>>>>

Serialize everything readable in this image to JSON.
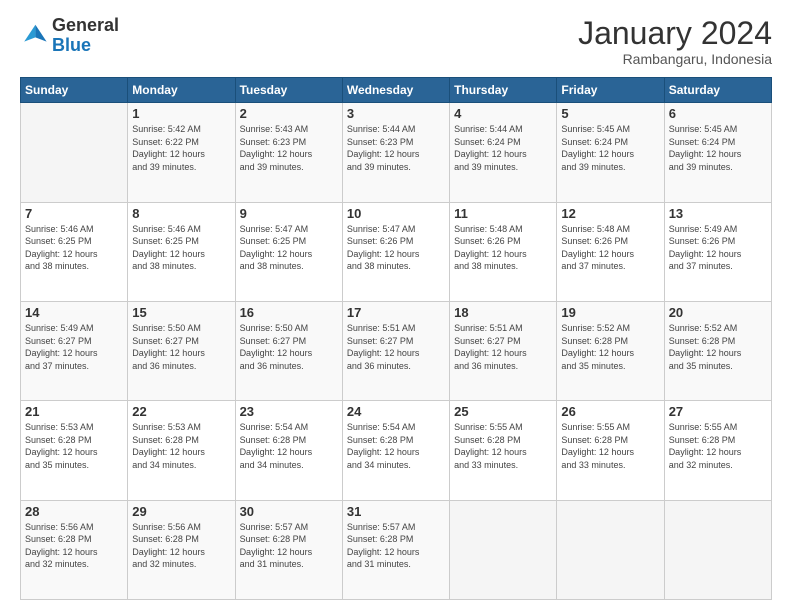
{
  "header": {
    "logo_general": "General",
    "logo_blue": "Blue",
    "month_title": "January 2024",
    "subtitle": "Rambangaru, Indonesia"
  },
  "weekdays": [
    "Sunday",
    "Monday",
    "Tuesday",
    "Wednesday",
    "Thursday",
    "Friday",
    "Saturday"
  ],
  "weeks": [
    [
      {
        "day": "",
        "info": ""
      },
      {
        "day": "1",
        "info": "Sunrise: 5:42 AM\nSunset: 6:22 PM\nDaylight: 12 hours\nand 39 minutes."
      },
      {
        "day": "2",
        "info": "Sunrise: 5:43 AM\nSunset: 6:23 PM\nDaylight: 12 hours\nand 39 minutes."
      },
      {
        "day": "3",
        "info": "Sunrise: 5:44 AM\nSunset: 6:23 PM\nDaylight: 12 hours\nand 39 minutes."
      },
      {
        "day": "4",
        "info": "Sunrise: 5:44 AM\nSunset: 6:24 PM\nDaylight: 12 hours\nand 39 minutes."
      },
      {
        "day": "5",
        "info": "Sunrise: 5:45 AM\nSunset: 6:24 PM\nDaylight: 12 hours\nand 39 minutes."
      },
      {
        "day": "6",
        "info": "Sunrise: 5:45 AM\nSunset: 6:24 PM\nDaylight: 12 hours\nand 39 minutes."
      }
    ],
    [
      {
        "day": "7",
        "info": "Sunrise: 5:46 AM\nSunset: 6:25 PM\nDaylight: 12 hours\nand 38 minutes."
      },
      {
        "day": "8",
        "info": "Sunrise: 5:46 AM\nSunset: 6:25 PM\nDaylight: 12 hours\nand 38 minutes."
      },
      {
        "day": "9",
        "info": "Sunrise: 5:47 AM\nSunset: 6:25 PM\nDaylight: 12 hours\nand 38 minutes."
      },
      {
        "day": "10",
        "info": "Sunrise: 5:47 AM\nSunset: 6:26 PM\nDaylight: 12 hours\nand 38 minutes."
      },
      {
        "day": "11",
        "info": "Sunrise: 5:48 AM\nSunset: 6:26 PM\nDaylight: 12 hours\nand 38 minutes."
      },
      {
        "day": "12",
        "info": "Sunrise: 5:48 AM\nSunset: 6:26 PM\nDaylight: 12 hours\nand 37 minutes."
      },
      {
        "day": "13",
        "info": "Sunrise: 5:49 AM\nSunset: 6:26 PM\nDaylight: 12 hours\nand 37 minutes."
      }
    ],
    [
      {
        "day": "14",
        "info": "Sunrise: 5:49 AM\nSunset: 6:27 PM\nDaylight: 12 hours\nand 37 minutes."
      },
      {
        "day": "15",
        "info": "Sunrise: 5:50 AM\nSunset: 6:27 PM\nDaylight: 12 hours\nand 36 minutes."
      },
      {
        "day": "16",
        "info": "Sunrise: 5:50 AM\nSunset: 6:27 PM\nDaylight: 12 hours\nand 36 minutes."
      },
      {
        "day": "17",
        "info": "Sunrise: 5:51 AM\nSunset: 6:27 PM\nDaylight: 12 hours\nand 36 minutes."
      },
      {
        "day": "18",
        "info": "Sunrise: 5:51 AM\nSunset: 6:27 PM\nDaylight: 12 hours\nand 36 minutes."
      },
      {
        "day": "19",
        "info": "Sunrise: 5:52 AM\nSunset: 6:28 PM\nDaylight: 12 hours\nand 35 minutes."
      },
      {
        "day": "20",
        "info": "Sunrise: 5:52 AM\nSunset: 6:28 PM\nDaylight: 12 hours\nand 35 minutes."
      }
    ],
    [
      {
        "day": "21",
        "info": "Sunrise: 5:53 AM\nSunset: 6:28 PM\nDaylight: 12 hours\nand 35 minutes."
      },
      {
        "day": "22",
        "info": "Sunrise: 5:53 AM\nSunset: 6:28 PM\nDaylight: 12 hours\nand 34 minutes."
      },
      {
        "day": "23",
        "info": "Sunrise: 5:54 AM\nSunset: 6:28 PM\nDaylight: 12 hours\nand 34 minutes."
      },
      {
        "day": "24",
        "info": "Sunrise: 5:54 AM\nSunset: 6:28 PM\nDaylight: 12 hours\nand 34 minutes."
      },
      {
        "day": "25",
        "info": "Sunrise: 5:55 AM\nSunset: 6:28 PM\nDaylight: 12 hours\nand 33 minutes."
      },
      {
        "day": "26",
        "info": "Sunrise: 5:55 AM\nSunset: 6:28 PM\nDaylight: 12 hours\nand 33 minutes."
      },
      {
        "day": "27",
        "info": "Sunrise: 5:55 AM\nSunset: 6:28 PM\nDaylight: 12 hours\nand 32 minutes."
      }
    ],
    [
      {
        "day": "28",
        "info": "Sunrise: 5:56 AM\nSunset: 6:28 PM\nDaylight: 12 hours\nand 32 minutes."
      },
      {
        "day": "29",
        "info": "Sunrise: 5:56 AM\nSunset: 6:28 PM\nDaylight: 12 hours\nand 32 minutes."
      },
      {
        "day": "30",
        "info": "Sunrise: 5:57 AM\nSunset: 6:28 PM\nDaylight: 12 hours\nand 31 minutes."
      },
      {
        "day": "31",
        "info": "Sunrise: 5:57 AM\nSunset: 6:28 PM\nDaylight: 12 hours\nand 31 minutes."
      },
      {
        "day": "",
        "info": ""
      },
      {
        "day": "",
        "info": ""
      },
      {
        "day": "",
        "info": ""
      }
    ]
  ]
}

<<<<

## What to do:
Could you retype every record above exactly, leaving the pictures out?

## Solution below:
Serialize everything readable in this image to JSON.
{
  "header": {
    "logo_general": "General",
    "logo_blue": "Blue",
    "month_title": "January 2024",
    "subtitle": "Rambangaru, Indonesia"
  },
  "weekdays": [
    "Sunday",
    "Monday",
    "Tuesday",
    "Wednesday",
    "Thursday",
    "Friday",
    "Saturday"
  ],
  "weeks": [
    [
      {
        "day": "",
        "info": ""
      },
      {
        "day": "1",
        "info": "Sunrise: 5:42 AM\nSunset: 6:22 PM\nDaylight: 12 hours\nand 39 minutes."
      },
      {
        "day": "2",
        "info": "Sunrise: 5:43 AM\nSunset: 6:23 PM\nDaylight: 12 hours\nand 39 minutes."
      },
      {
        "day": "3",
        "info": "Sunrise: 5:44 AM\nSunset: 6:23 PM\nDaylight: 12 hours\nand 39 minutes."
      },
      {
        "day": "4",
        "info": "Sunrise: 5:44 AM\nSunset: 6:24 PM\nDaylight: 12 hours\nand 39 minutes."
      },
      {
        "day": "5",
        "info": "Sunrise: 5:45 AM\nSunset: 6:24 PM\nDaylight: 12 hours\nand 39 minutes."
      },
      {
        "day": "6",
        "info": "Sunrise: 5:45 AM\nSunset: 6:24 PM\nDaylight: 12 hours\nand 39 minutes."
      }
    ],
    [
      {
        "day": "7",
        "info": "Sunrise: 5:46 AM\nSunset: 6:25 PM\nDaylight: 12 hours\nand 38 minutes."
      },
      {
        "day": "8",
        "info": "Sunrise: 5:46 AM\nSunset: 6:25 PM\nDaylight: 12 hours\nand 38 minutes."
      },
      {
        "day": "9",
        "info": "Sunrise: 5:47 AM\nSunset: 6:25 PM\nDaylight: 12 hours\nand 38 minutes."
      },
      {
        "day": "10",
        "info": "Sunrise: 5:47 AM\nSunset: 6:26 PM\nDaylight: 12 hours\nand 38 minutes."
      },
      {
        "day": "11",
        "info": "Sunrise: 5:48 AM\nSunset: 6:26 PM\nDaylight: 12 hours\nand 38 minutes."
      },
      {
        "day": "12",
        "info": "Sunrise: 5:48 AM\nSunset: 6:26 PM\nDaylight: 12 hours\nand 37 minutes."
      },
      {
        "day": "13",
        "info": "Sunrise: 5:49 AM\nSunset: 6:26 PM\nDaylight: 12 hours\nand 37 minutes."
      }
    ],
    [
      {
        "day": "14",
        "info": "Sunrise: 5:49 AM\nSunset: 6:27 PM\nDaylight: 12 hours\nand 37 minutes."
      },
      {
        "day": "15",
        "info": "Sunrise: 5:50 AM\nSunset: 6:27 PM\nDaylight: 12 hours\nand 36 minutes."
      },
      {
        "day": "16",
        "info": "Sunrise: 5:50 AM\nSunset: 6:27 PM\nDaylight: 12 hours\nand 36 minutes."
      },
      {
        "day": "17",
        "info": "Sunrise: 5:51 AM\nSunset: 6:27 PM\nDaylight: 12 hours\nand 36 minutes."
      },
      {
        "day": "18",
        "info": "Sunrise: 5:51 AM\nSunset: 6:27 PM\nDaylight: 12 hours\nand 36 minutes."
      },
      {
        "day": "19",
        "info": "Sunrise: 5:52 AM\nSunset: 6:28 PM\nDaylight: 12 hours\nand 35 minutes."
      },
      {
        "day": "20",
        "info": "Sunrise: 5:52 AM\nSunset: 6:28 PM\nDaylight: 12 hours\nand 35 minutes."
      }
    ],
    [
      {
        "day": "21",
        "info": "Sunrise: 5:53 AM\nSunset: 6:28 PM\nDaylight: 12 hours\nand 35 minutes."
      },
      {
        "day": "22",
        "info": "Sunrise: 5:53 AM\nSunset: 6:28 PM\nDaylight: 12 hours\nand 34 minutes."
      },
      {
        "day": "23",
        "info": "Sunrise: 5:54 AM\nSunset: 6:28 PM\nDaylight: 12 hours\nand 34 minutes."
      },
      {
        "day": "24",
        "info": "Sunrise: 5:54 AM\nSunset: 6:28 PM\nDaylight: 12 hours\nand 34 minutes."
      },
      {
        "day": "25",
        "info": "Sunrise: 5:55 AM\nSunset: 6:28 PM\nDaylight: 12 hours\nand 33 minutes."
      },
      {
        "day": "26",
        "info": "Sunrise: 5:55 AM\nSunset: 6:28 PM\nDaylight: 12 hours\nand 33 minutes."
      },
      {
        "day": "27",
        "info": "Sunrise: 5:55 AM\nSunset: 6:28 PM\nDaylight: 12 hours\nand 32 minutes."
      }
    ],
    [
      {
        "day": "28",
        "info": "Sunrise: 5:56 AM\nSunset: 6:28 PM\nDaylight: 12 hours\nand 32 minutes."
      },
      {
        "day": "29",
        "info": "Sunrise: 5:56 AM\nSunset: 6:28 PM\nDaylight: 12 hours\nand 32 minutes."
      },
      {
        "day": "30",
        "info": "Sunrise: 5:57 AM\nSunset: 6:28 PM\nDaylight: 12 hours\nand 31 minutes."
      },
      {
        "day": "31",
        "info": "Sunrise: 5:57 AM\nSunset: 6:28 PM\nDaylight: 12 hours\nand 31 minutes."
      },
      {
        "day": "",
        "info": ""
      },
      {
        "day": "",
        "info": ""
      },
      {
        "day": "",
        "info": ""
      }
    ]
  ]
}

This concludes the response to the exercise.